Entries from a dataset of interfaces —

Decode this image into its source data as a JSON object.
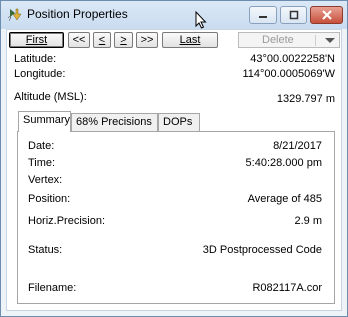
{
  "window": {
    "title": "Position Properties",
    "icon": "position-properties-icon",
    "controls": [
      "minimize-icon",
      "maximize-icon",
      "close-icon"
    ]
  },
  "toolbar": {
    "first_label": "First",
    "prev_many_label": "<<",
    "prev_label": "<",
    "next_label": ">",
    "next_many_label": ">>",
    "last_label": "Last",
    "delete_label": "Delete"
  },
  "position": {
    "latitude_label": "Latitude:",
    "latitude_value": "43°00.0022258'N",
    "longitude_label": "Longitude:",
    "longitude_value": "114°00.0005069'W",
    "altitude_label": "Altitude (MSL):",
    "altitude_value": "1329.797 m"
  },
  "tabs": [
    "Summary",
    "68% Precisions",
    "DOPs"
  ],
  "summary": {
    "date_label": "Date:",
    "date_value": "8/21/2017",
    "time_label": "Time:",
    "time_value": "5:40:28.000 pm",
    "vertex_label": "Vertex:",
    "vertex_value": "",
    "position_label": "Position:",
    "position_value": "Average of 485",
    "horiz_label": "Horiz.Precision:",
    "horiz_value": "2.9 m",
    "status_label": "Status:",
    "status_value": "3D Postprocessed Code",
    "filename_label": "Filename:",
    "filename_value": "R082117A.cor"
  },
  "colors": {
    "titlebar": "#c9dcf0",
    "close_button": "#c7503c",
    "window_border": "#6c8db0"
  }
}
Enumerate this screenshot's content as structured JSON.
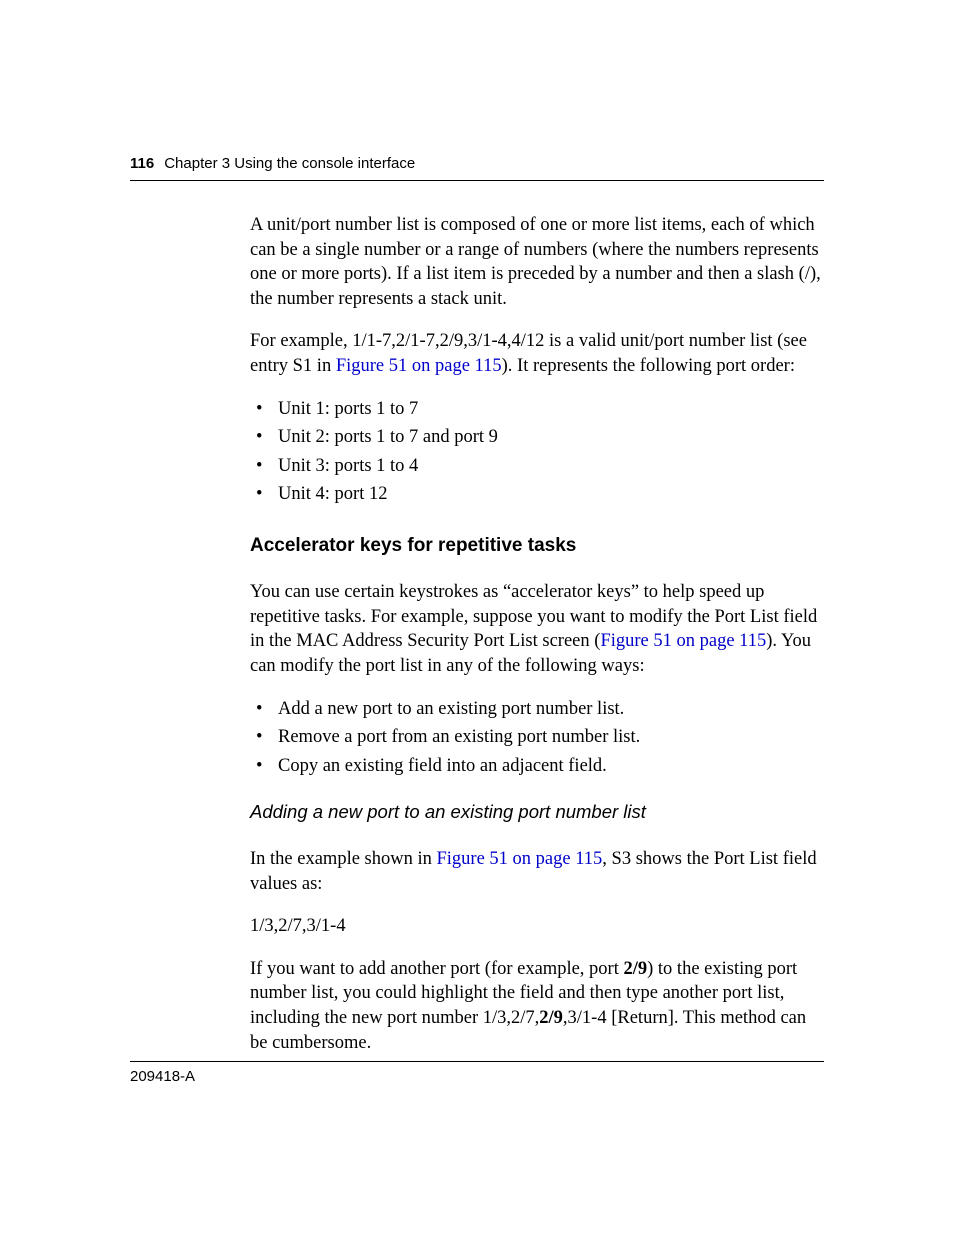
{
  "header": {
    "page_number": "116",
    "chapter_text": "Chapter 3  Using the console interface"
  },
  "body": {
    "p1": "A unit/port number list is composed of one or more list items, each of which can be a single number or a range of numbers (where the numbers represents one or more ports). If a list item is preceded by a number and then a slash (/), the number represents a stack unit.",
    "p2_pre": "For example, 1/1-7,2/1-7,2/9,3/1-4,4/12 is a valid unit/port number list (see entry S1 in ",
    "p2_link": "Figure 51 on page 115",
    "p2_post": "). It represents the following port order:",
    "list1": [
      "Unit 1: ports 1 to 7",
      "Unit 2: ports 1 to 7 and port 9",
      "Unit 3: ports 1 to 4",
      "Unit 4: port 12"
    ],
    "h2": "Accelerator keys for repetitive tasks",
    "p3_pre": "You can use certain keystrokes as “accelerator keys” to help speed up repetitive tasks. For example, suppose you want to modify the Port List field in the MAC Address Security Port List screen (",
    "p3_link": "Figure 51 on page 115",
    "p3_post": "). You can modify the port list in any of the following ways:",
    "list2": [
      "Add a new port to an existing port number list.",
      "Remove a port from an existing port number list.",
      "Copy an existing field into an adjacent field."
    ],
    "h3": "Adding a new port to an existing port number list",
    "p4_pre": "In the example shown in ",
    "p4_link": "Figure 51 on page 115",
    "p4_post": ", S3 shows the Port List field values as:",
    "p5": "1/3,2/7,3/1-4",
    "p6_pre": "If you want to add another port (for example, port ",
    "p6_b1": "2/9",
    "p6_mid1": ") to the existing port number list, you could highlight the field and then type another port list, including the new port number 1/3,2/7,",
    "p6_b2": "2/9",
    "p6_mid2": ",3/1-4 [Return]. This method can be cumbersome."
  },
  "footer": {
    "doc_number": "209418-A"
  }
}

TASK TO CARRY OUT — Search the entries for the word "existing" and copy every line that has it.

COMPLETED TASK —
      "Add a new port to an existing port number list.",
      "Remove a port from an existing port number list.",
      "Copy an existing field into an adjacent field."
    "h3": "Adding a new port to an existing port number list",
    "p6_mid1": ") to the existing port number list, you could highlight the field and then type another port list, including the new port number 1/3,2/7,",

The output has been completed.